The average wool cut per head is forecast to increase by 7.2% nationally to 4.43 kg greasy for the 2020/21 season. Favourable conditions in many wool growing regions are driving the increase in cut per head. Sheep are reported to be in good condition and are expected to remain that way through to winter. AWTA key test data show a significant increase in staple length to 89.0 mm, up 2.9 mm compared with the July to March 2020 period. However, some of the increase in staple length can be attributed to delayed shearing. There has also been an increase in mean fibre diameter to 20.8 µm, up 0.2 µm, and staple strength up 1.5 N/ktex to 33.8 N/ktex.

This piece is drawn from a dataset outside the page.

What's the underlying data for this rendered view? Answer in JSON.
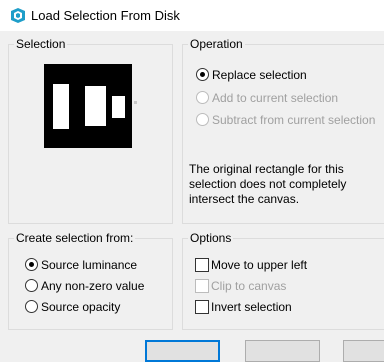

Shorn wool production is forecast to fall in both Queensland (down 12.8%) and Western Australia (down 11.3%) as these two states continued to experience relatively dry conditions. However recent welcome rainfall from tropical cyclones has improved on-farm water availability and will improve the quantity of available paddock feed in both these states. Shorn wool production in all other states is forecast to increase, Tasmania (up 20.0%), Victoria (up 8.2%), South Australia (up 6.0%) and New South Wales (up 4.3%).

AWTA wool test volumes to the end of March 2021 were down by 0.9% year-on-year, however, there has been a sharp increase in AWTA wool testing volumes from February to April. First-hand offered wool at auction to the end of week 44 was up 12.1%. The increase is partly due to the upward movement in wool prices evident in recent months as producers liquidate wool stocks.

The AWPFC’s first forecast of shorn wool production for the 2021/22 season is 305 mkg greasy, a 5.1% increase on the 2020/21 forecast because of modest increases in the number of sheep shorn (up 3.7%) and average cut per head (up 1.4%). The Committee expects that the current low sheep numbers will restrict larger increases in shorn wool production in the short term despite the favourable seasonal conditions across many wool producing regions of the country.

Table 1: Summary of wool production estimates and forecasts for Australia

Parameter

2019/20

Final

Estimate

2020/21

Fourth

Forecast

Change

y-o-y

(%)

2021/22

First

Forecast

Change

y-o-y

(%)

Sheep numbers shorn (million head)

68.6

65.5

-4.5%

67.9

3.7%

Average cut per head (kg/head)

4.13

4.40

7.3%

4.49

1.4%

Shorn wool production
(mkg greasy)

284

290

2.1%

305

5.1%

Note: Totals may not add due to rounding.

Table 2: Total shorn wool production by state – 2018/19, 2019/20 and 2020/21

mkg greasy

NSW

VIC

WA

SA

TAS

QLD

NATIONAL

2018/19 Final Estimate (mkg)

99.1

66.9

62.2

54.3

9.0

8.1

300

2019/20 Final Estimate (mkg)

94.3

63.2

59.8

50.0

9.0

7.5

284

Change y-o-y %

-4.8%

-5.5%

-3.9%

-8.1%

0.2%

-8.3%

-5.3%

2020/21 Fourth Forecast (mkg)

98.3

68.4

53.0

53.0

10.8

6.5

290

Change y-o-y %

4.2%

8.2%

-11.4%

6.0%

20.0%

-13.3%

2.1%

Note: Totals may not add due to rounding.

The National Committee drew on advice from the six State Committees, each of which includes growers, brokers, private treaty merchants, sheep pregnancy scanners, representatives from State Departments of Agriculture and from the Australian Wool Testing Authority.  Data and input were also drawn from AWEX, wool exporters, the Australian Bureau of Statistics, ABARES, and Meat and Livestock Australia.

The state and national Committees will next meet in mid-August 2021.

The full forecast report will be available on the AWI website at www.wool.com/forecasts from 12th May 2021.


Released by:

Kevin Wilde
Australian Wool Innovation, Media Relations Manager
M: +61 436 031 277